On top of all these good feelings, if you can believe it, the contrast between Oakland and San Francisco might end up worse than it already is.  I'm not implying that there are a lot of people in San Francisco who are out of touch with reality, I’m just trying to say that there’s a good contingent who happen to seem out of touch with other people’s realities. 

What can you do about this grave injustice?  Hope you’ve got a good cushion for someone else’s pushing “and everybody hurts…some time.”

Tuesday, January 26, 2010

Have Coffee? Will Travel.

Disclaimer: Dear coffee nerds, I am not super knowledgeable about the crazy machines, all the crazy roasts, all the crazy regions and all the crazy farms.  Please do not kill me for writing this post.  I like what I like.  Thank you and enjoy.

Basically, I’m a sucker for tasty coffee.  Am I connoisseur or expert?  No, but I am an enthusiast.  The true specialist in my family is my cousin Peter who happens to have an  obscene coffee shop setup back at his place in Cambridge, MA.  We’re talking pricey shiny grinders, big ass espresso machine and siphon percolators.  It’s part ridiculous and part totally awesome.  I’m still working with my single cup cone dripper and a Bodium press.

During my holiday visits to Boston, I end up making a trip to a little coffee shop called Simon’s in Porter Square.  Peter and I happen to share the same affinity for the coffee that they serve there – which so happens to be the fantastic George Howell Terroir Coffee.  And so, on the last day of every Boston visit, it’s now part tradition that I go to Simon’s Coffee Shop to buy a few bags of beans for my return trip to San Francisco.  At first, this happened in only one city, but then there was another and another and another. 

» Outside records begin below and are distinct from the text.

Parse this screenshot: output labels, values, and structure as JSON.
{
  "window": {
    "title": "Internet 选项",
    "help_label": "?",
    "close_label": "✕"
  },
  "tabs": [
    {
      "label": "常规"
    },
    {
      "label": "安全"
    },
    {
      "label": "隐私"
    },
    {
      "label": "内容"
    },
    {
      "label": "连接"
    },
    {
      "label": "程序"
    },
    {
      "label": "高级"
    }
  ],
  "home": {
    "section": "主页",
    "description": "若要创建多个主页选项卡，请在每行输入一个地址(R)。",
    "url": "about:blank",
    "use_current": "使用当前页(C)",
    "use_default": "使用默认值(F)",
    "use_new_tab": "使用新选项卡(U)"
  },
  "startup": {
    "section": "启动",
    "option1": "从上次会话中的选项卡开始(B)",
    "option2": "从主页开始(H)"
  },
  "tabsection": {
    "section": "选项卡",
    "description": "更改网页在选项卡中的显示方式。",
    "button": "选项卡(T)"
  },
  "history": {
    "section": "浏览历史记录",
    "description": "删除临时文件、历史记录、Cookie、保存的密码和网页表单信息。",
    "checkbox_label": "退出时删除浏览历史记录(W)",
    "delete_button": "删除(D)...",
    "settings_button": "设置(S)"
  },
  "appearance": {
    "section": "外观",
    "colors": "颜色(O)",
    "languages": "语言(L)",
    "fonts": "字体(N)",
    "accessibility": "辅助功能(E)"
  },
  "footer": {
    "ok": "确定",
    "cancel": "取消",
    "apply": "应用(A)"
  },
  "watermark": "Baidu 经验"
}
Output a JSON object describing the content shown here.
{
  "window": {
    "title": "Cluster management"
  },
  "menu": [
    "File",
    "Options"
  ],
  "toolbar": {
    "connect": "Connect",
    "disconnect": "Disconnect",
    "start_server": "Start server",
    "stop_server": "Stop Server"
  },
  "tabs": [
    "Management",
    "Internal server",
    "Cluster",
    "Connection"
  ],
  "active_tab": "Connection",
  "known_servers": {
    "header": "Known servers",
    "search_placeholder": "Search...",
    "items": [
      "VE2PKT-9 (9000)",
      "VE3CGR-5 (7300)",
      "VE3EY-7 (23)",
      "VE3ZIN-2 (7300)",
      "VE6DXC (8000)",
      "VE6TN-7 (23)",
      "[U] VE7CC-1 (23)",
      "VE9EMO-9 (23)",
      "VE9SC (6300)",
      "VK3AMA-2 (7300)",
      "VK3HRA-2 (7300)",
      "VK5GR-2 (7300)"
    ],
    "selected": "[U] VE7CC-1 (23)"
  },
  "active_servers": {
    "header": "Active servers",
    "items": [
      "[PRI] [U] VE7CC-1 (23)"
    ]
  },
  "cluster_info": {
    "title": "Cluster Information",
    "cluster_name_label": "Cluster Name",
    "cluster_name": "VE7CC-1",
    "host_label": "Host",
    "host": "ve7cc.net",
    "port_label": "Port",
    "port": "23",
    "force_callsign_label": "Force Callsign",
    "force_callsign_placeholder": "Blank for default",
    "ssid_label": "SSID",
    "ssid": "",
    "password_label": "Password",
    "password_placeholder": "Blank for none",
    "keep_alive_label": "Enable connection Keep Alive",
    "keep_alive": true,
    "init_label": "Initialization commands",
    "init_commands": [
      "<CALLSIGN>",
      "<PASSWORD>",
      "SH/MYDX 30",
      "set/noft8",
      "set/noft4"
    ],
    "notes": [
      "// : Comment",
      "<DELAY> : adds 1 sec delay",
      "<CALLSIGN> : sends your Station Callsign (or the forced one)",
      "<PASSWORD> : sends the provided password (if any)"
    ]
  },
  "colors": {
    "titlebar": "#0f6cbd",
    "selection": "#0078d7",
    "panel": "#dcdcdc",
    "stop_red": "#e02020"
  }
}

As odd as it may be, coffee seems to have found a way to become a fixture in my travel plans and I’ve started frequenting different specialty coffee houses in different cities.  In fact, I’ve started to regard coffee as one of the key components of any successful trip.  I know coffee may sound like a mere footnote to a grand vacation, but you’d be surprised at how satisfying and fun it is to include it as a notable destination.  The best part about travelling for coffee is that it will never be touristy (except for Seattle’s original Starbucks) and rarely disappointing. 

 

I thought it’d be fun to highlight some of the places that I’ve enjoyed in the recent past, so that you may find it in your travels as well.  I’m not saying they are the best, but they are very enjoyable:

Favorite Places:

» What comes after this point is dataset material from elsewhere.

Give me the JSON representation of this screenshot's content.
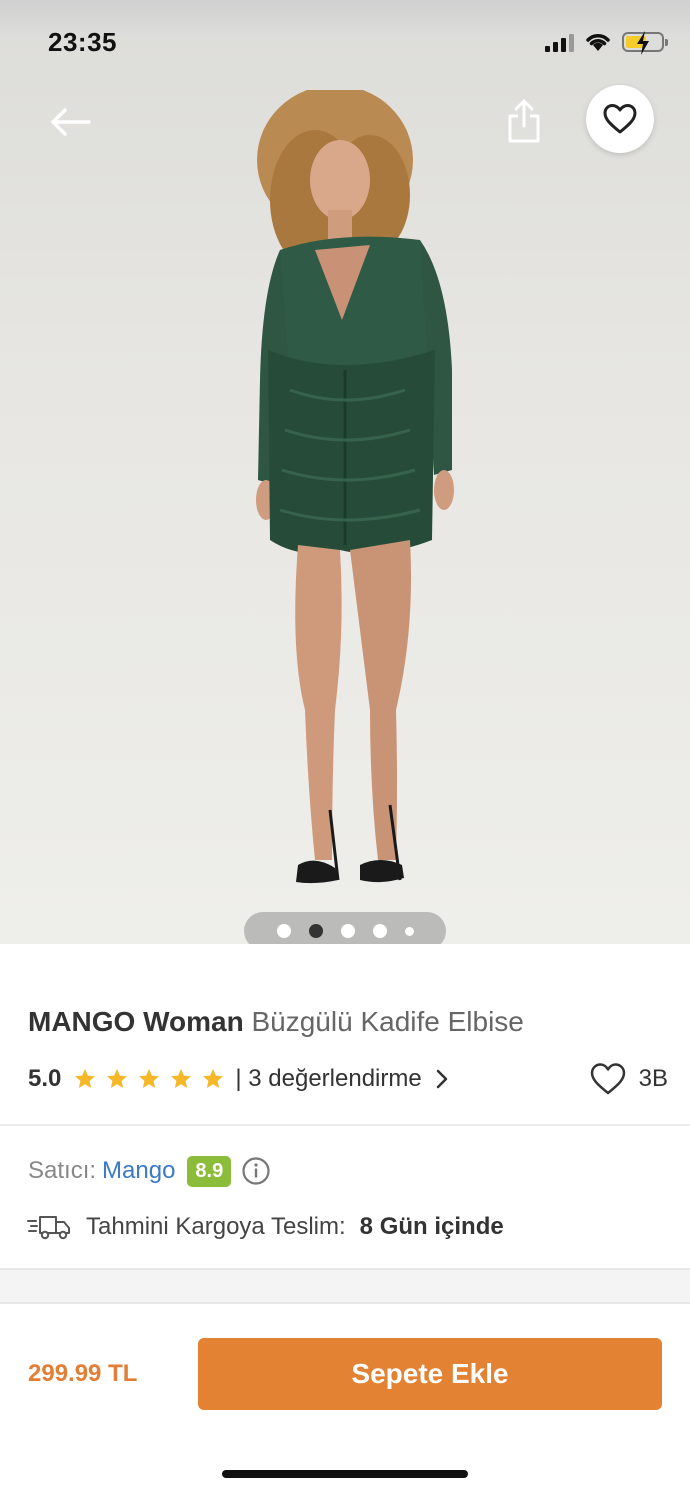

Boston/Cambridge: Simon’s Coffee Shop serving George Howell Terroir Coffee

New York: Mud Truck Coffee; La Colombe (also in Philly); Sweatleaf (LIC) serving Stumptown

Washington DC: Murky Coffee (RIP recently, d’oh)

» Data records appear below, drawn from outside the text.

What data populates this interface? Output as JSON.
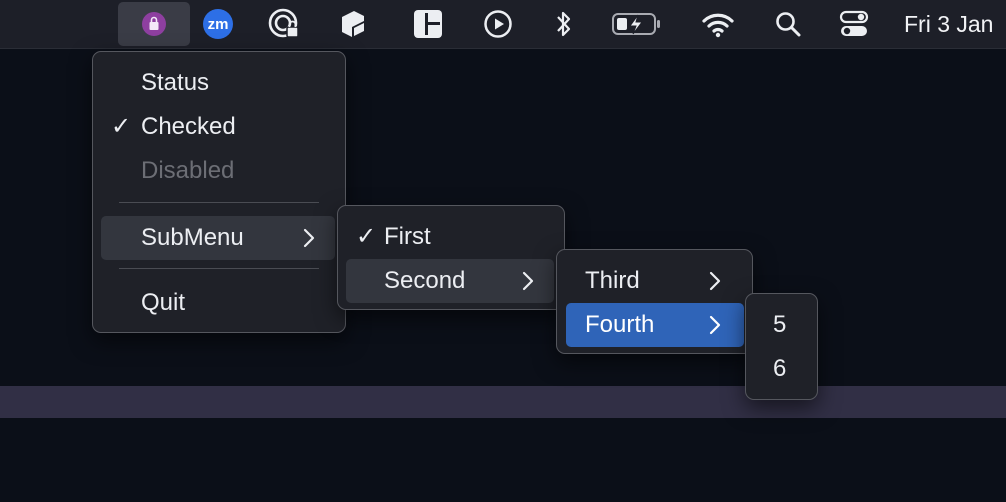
{
  "menubar": {
    "clock": "Fri 3 Jan",
    "icons": [
      "app-extra-icon",
      "zoom-icon",
      "privacy-lock-icon",
      "cube-icon",
      "window-layout-icon",
      "play-circle-icon",
      "bluetooth-icon",
      "battery-charging-icon",
      "wifi-icon",
      "search-icon",
      "control-center-icon"
    ],
    "zoom_label": "zm"
  },
  "main_menu": {
    "items": [
      {
        "label": "Status",
        "checked": false,
        "enabled": true
      },
      {
        "label": "Checked",
        "checked": true,
        "enabled": true
      },
      {
        "label": "Disabled",
        "checked": false,
        "enabled": false
      },
      {
        "label": "SubMenu",
        "submenu": true,
        "highlighted": true
      },
      {
        "label": "Quit"
      }
    ],
    "check_glyph": "✓"
  },
  "submenu_1": {
    "items": [
      {
        "label": "First",
        "checked": true
      },
      {
        "label": "Second",
        "submenu": true,
        "highlighted": true
      }
    ]
  },
  "submenu_2": {
    "items": [
      {
        "label": "Third",
        "submenu": true
      },
      {
        "label": "Fourth",
        "submenu": true,
        "selected": true
      }
    ]
  },
  "submenu_3": {
    "items": [
      {
        "label": "5"
      },
      {
        "label": "6"
      }
    ]
  },
  "colors": {
    "accent": "#2f64b8",
    "menubar": "#1d1f28",
    "menu_bg": "#1f2128",
    "desktop": "#0b0f18",
    "band": "#312f45"
  }
}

Portland: Barista; Stumptown

Chicago/LA: Intelligentsia

Seattle: Caffe Vita (perfect w/ Paseo sandwich from next door, hmm…)

And, of course, if you happen to be in San Francisco:

Coffeebar; Blue Bottle; Four Barrel; Ritual; Sightglass; Trouble Coffee (because its a fun destination)

 

Personally, I’m a mid to dark roast drip/press kinda guy.  I enjoy lattes with a touch of raw sugar.  I like fuller bodied, little smoke, nuttiness, bittersweet chocolate, earthy flavors, citrus and even some lighter berry flavors.

Some of my favorite roasts:

Terroir Daterra South Italian

Stumptown Panama Carmen Estate and Mind Bender

Intelligentsia Agua Preta

Coffeebar Riserva Del Diablo & Bolivia Cenaproc

Blue Bottle Three Africans & Ethiopian Yirgacheffe